------ Given data

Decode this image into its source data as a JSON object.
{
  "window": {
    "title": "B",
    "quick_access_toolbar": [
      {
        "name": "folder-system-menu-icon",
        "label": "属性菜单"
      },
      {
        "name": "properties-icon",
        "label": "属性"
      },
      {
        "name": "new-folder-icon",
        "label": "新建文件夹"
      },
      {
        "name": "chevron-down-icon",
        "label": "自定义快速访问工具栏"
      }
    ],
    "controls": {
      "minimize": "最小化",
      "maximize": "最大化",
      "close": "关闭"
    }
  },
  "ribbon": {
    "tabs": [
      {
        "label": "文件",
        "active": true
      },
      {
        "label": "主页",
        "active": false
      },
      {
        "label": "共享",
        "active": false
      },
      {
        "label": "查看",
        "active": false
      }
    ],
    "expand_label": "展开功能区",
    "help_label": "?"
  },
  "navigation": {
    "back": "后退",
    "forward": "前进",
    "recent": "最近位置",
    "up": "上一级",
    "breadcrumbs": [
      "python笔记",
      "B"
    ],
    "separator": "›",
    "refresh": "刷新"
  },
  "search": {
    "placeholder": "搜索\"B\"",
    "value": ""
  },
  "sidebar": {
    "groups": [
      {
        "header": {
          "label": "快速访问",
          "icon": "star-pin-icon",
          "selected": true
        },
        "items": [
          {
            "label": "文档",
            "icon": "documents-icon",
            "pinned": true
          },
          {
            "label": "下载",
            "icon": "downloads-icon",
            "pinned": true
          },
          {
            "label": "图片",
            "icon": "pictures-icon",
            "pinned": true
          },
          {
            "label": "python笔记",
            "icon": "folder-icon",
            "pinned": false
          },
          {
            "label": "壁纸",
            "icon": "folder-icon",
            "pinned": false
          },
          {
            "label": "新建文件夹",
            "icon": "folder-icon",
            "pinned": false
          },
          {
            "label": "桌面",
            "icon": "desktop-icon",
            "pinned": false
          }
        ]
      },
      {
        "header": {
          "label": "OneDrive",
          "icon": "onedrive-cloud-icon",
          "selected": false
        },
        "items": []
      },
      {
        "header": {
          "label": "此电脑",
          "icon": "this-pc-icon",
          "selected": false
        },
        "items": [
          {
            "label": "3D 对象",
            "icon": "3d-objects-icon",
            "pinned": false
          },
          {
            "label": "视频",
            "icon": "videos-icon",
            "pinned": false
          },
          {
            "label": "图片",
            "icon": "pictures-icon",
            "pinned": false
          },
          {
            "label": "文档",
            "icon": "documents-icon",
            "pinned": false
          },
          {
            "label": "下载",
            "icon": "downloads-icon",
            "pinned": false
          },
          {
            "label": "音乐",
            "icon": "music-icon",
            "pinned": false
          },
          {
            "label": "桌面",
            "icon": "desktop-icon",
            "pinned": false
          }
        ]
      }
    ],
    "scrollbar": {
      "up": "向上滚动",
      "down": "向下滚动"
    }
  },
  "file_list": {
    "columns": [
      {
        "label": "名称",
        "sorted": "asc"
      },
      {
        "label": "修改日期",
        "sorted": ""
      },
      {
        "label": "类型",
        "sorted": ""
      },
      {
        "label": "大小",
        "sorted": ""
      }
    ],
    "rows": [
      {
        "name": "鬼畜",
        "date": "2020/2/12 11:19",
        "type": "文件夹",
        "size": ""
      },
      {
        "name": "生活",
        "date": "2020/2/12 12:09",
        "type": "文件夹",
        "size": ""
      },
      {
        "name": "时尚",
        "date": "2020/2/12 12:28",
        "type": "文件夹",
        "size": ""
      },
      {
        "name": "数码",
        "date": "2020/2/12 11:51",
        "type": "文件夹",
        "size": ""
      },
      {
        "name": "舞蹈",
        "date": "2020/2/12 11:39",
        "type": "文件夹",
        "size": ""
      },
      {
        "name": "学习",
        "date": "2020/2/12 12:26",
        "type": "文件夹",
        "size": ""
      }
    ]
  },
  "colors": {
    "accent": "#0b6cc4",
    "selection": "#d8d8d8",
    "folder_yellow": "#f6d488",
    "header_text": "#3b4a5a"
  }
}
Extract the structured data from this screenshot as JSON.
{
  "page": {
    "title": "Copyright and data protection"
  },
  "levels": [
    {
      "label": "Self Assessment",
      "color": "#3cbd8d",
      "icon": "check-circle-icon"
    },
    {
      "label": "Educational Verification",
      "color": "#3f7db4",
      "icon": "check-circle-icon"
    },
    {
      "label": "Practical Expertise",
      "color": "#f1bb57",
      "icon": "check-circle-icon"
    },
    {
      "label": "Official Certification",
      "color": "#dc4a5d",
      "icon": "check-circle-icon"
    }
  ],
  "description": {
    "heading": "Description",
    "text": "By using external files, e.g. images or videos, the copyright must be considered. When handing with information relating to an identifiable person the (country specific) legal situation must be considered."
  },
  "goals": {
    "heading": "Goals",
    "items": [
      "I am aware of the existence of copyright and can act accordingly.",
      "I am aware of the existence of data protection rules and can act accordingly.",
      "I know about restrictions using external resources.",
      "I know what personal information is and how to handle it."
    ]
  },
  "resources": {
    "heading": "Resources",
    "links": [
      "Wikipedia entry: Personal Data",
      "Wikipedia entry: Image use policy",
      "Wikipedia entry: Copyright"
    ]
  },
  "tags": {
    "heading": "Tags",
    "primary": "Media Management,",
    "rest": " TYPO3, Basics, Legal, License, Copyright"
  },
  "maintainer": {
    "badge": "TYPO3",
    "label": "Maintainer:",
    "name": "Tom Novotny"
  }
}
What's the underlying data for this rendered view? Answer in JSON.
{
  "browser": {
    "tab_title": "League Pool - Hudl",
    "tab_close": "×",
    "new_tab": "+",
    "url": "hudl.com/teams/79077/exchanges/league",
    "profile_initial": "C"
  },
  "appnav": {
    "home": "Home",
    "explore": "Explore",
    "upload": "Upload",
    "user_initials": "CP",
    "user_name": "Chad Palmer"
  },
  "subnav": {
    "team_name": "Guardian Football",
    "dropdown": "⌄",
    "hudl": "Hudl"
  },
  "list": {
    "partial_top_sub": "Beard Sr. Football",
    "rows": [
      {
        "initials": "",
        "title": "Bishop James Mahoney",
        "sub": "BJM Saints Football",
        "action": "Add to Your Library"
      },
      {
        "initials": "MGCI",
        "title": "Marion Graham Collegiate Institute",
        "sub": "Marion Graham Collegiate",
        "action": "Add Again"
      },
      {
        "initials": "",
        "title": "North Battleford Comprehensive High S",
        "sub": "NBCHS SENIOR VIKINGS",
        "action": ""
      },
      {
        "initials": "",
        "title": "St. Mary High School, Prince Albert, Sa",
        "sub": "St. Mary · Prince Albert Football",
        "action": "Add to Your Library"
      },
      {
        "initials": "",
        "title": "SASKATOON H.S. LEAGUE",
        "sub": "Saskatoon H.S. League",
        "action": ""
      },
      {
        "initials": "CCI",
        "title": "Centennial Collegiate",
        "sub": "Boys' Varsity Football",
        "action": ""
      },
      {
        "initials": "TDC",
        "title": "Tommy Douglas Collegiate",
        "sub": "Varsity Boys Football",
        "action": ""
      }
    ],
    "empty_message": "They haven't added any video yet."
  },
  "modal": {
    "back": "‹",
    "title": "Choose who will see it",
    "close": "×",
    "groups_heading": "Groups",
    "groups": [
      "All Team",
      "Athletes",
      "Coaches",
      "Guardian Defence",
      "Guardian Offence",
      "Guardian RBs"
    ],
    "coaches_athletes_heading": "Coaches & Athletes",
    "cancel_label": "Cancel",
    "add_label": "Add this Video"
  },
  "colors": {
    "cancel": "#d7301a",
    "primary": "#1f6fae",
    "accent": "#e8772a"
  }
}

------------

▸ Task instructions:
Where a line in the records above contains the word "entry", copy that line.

▸ Response below:
      "Wikipedia entry: Personal Data",
      "Wikipedia entry: Image use policy",
      "Wikipedia entry: Copyright"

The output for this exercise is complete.